Answer with a number only, stating how many lines of the records hold the word "remote".

::: Data to examine

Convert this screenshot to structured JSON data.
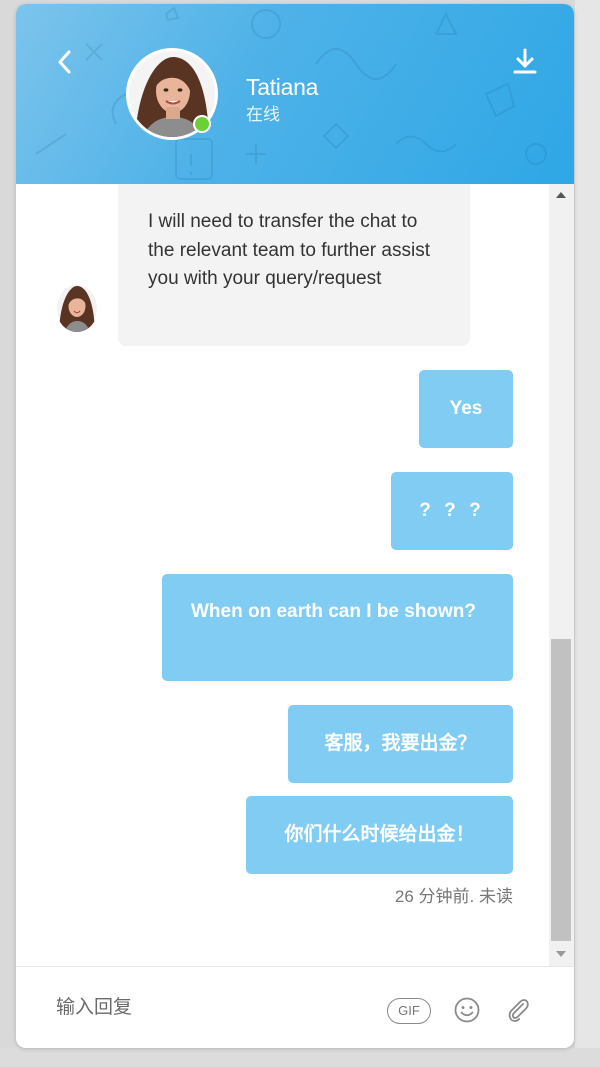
{
  "header": {
    "agent_name": "Tatiana",
    "agent_status": "在线",
    "back_icon": "chevron-left-icon",
    "download_icon": "download-icon",
    "online_color": "#6ad135",
    "gradient_colors": [
      "#7cc4ec",
      "#2ea7e6"
    ]
  },
  "messages": [
    {
      "from": "agent",
      "text": "I will need to transfer the chat to the relevant team to further assist you with your query/request"
    },
    {
      "from": "user",
      "text": "Yes"
    },
    {
      "from": "user",
      "text": "? ? ?"
    },
    {
      "from": "user",
      "text": "When on earth can I be shown?"
    },
    {
      "from": "user",
      "text": "客服，我要出金？"
    },
    {
      "from": "user",
      "text": "你们什么时候给出金！"
    }
  ],
  "meta": {
    "last_message_info": "26 分钟前. 未读"
  },
  "composer": {
    "placeholder": "输入回复",
    "gif_label": "GIF",
    "emoji_icon": "smiley-icon",
    "attach_icon": "paperclip-icon"
  },
  "colors": {
    "user_bubble": "#80ccf2",
    "agent_bubble": "#f3f3f3"
  }
}
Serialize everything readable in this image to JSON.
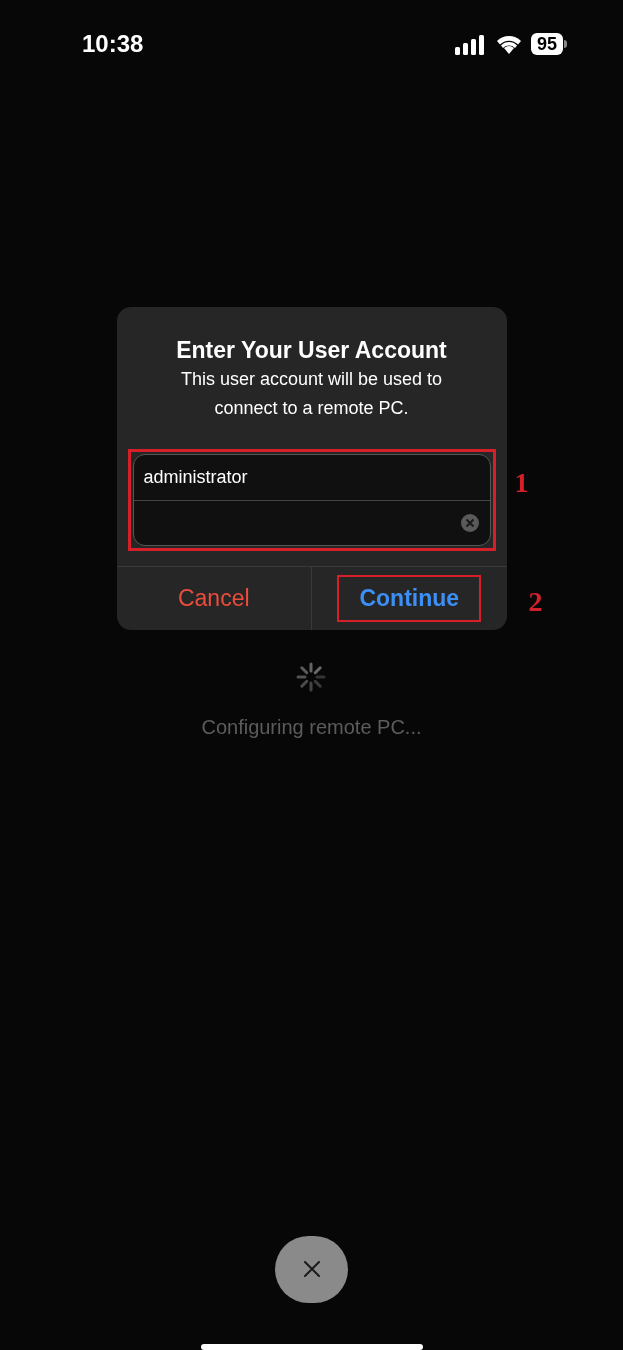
{
  "status_bar": {
    "time": "10:38",
    "battery": "95"
  },
  "dialog": {
    "title": "Enter Your User Account",
    "message": "This user account will be used to connect to a remote PC.",
    "fields": [
      {
        "value": "administrator",
        "clear_button": false
      },
      {
        "clear_button": true
      }
    ],
    "fields_annotation": "1",
    "buttons": [
      {
        "label": "Cancel",
        "kind": "destructive"
      },
      {
        "label": "Continue",
        "kind": "primary",
        "annotation": "2"
      }
    ]
  },
  "status": {
    "text": "Configuring remote PC..."
  }
}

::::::

Reply to the task |
2